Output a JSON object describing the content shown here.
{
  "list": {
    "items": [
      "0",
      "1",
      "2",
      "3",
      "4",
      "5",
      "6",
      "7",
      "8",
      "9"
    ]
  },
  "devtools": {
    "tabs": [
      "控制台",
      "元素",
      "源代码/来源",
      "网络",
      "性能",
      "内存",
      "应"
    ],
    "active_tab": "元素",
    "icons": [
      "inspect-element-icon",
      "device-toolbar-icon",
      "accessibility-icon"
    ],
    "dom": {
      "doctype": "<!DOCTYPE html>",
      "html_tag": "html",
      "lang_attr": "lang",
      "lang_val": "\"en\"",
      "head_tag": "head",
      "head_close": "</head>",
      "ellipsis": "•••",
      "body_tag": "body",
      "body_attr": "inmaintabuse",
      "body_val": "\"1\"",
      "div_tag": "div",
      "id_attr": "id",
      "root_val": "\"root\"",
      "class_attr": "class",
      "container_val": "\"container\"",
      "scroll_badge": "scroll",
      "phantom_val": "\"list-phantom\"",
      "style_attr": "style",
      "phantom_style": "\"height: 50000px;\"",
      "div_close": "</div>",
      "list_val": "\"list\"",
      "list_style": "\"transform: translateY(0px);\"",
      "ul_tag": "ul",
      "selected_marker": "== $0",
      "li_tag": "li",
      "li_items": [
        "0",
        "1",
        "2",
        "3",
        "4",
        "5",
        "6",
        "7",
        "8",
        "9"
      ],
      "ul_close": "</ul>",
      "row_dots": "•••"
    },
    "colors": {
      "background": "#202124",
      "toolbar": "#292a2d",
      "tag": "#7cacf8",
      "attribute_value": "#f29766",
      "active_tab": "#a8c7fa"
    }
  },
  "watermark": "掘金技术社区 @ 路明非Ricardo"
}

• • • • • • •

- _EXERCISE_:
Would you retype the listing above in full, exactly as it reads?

- _SOLVED EXERCISE_:
Output a JSON object describing the content shown here.
{
  "list": {
    "items": [
      "0",
      "1",
      "2",
      "3",
      "4",
      "5",
      "6",
      "7",
      "8",
      "9"
    ]
  },
  "devtools": {
    "tabs": [
      "控制台",
      "元素",
      "源代码/来源",
      "网络",
      "性能",
      "内存",
      "应"
    ],
    "active_tab": "元素",
    "icons": [
      "inspect-element-icon",
      "device-toolbar-icon",
      "accessibility-icon"
    ],
    "dom": {
      "doctype": "<!DOCTYPE html>",
      "html_tag": "html",
      "lang_attr": "lang",
      "lang_val": "\"en\"",
      "head_tag": "head",
      "head_close": "</head>",
      "ellipsis": "•••",
      "body_tag": "body",
      "body_attr": "inmaintabuse",
      "body_val": "\"1\"",
      "div_tag": "div",
      "id_attr": "id",
      "root_val": "\"root\"",
      "class_attr": "class",
      "container_val": "\"container\"",
      "scroll_badge": "scroll",
      "phantom_val": "\"list-phantom\"",
      "style_attr": "style",
      "phantom_style": "\"height: 50000px;\"",
      "div_close": "</div>",
      "list_val": "\"list\"",
      "list_style": "\"transform: translateY(0px);\"",
      "ul_tag": "ul",
      "selected_marker": "== $0",
      "li_tag": "li",
      "li_items": [
        "0",
        "1",
        "2",
        "3",
        "4",
        "5",
        "6",
        "7",
        "8",
        "9"
      ],
      "ul_close": "</ul>",
      "row_dots": "•••"
    },
    "colors": {
      "background": "#202124",
      "toolbar": "#292a2d",
      "tag": "#7cacf8",
      "attribute_value": "#f29766",
      "active_tab": "#a8c7fa"
    }
  },
  "watermark": "掘金技术社区 @ 路明非Ricardo"
}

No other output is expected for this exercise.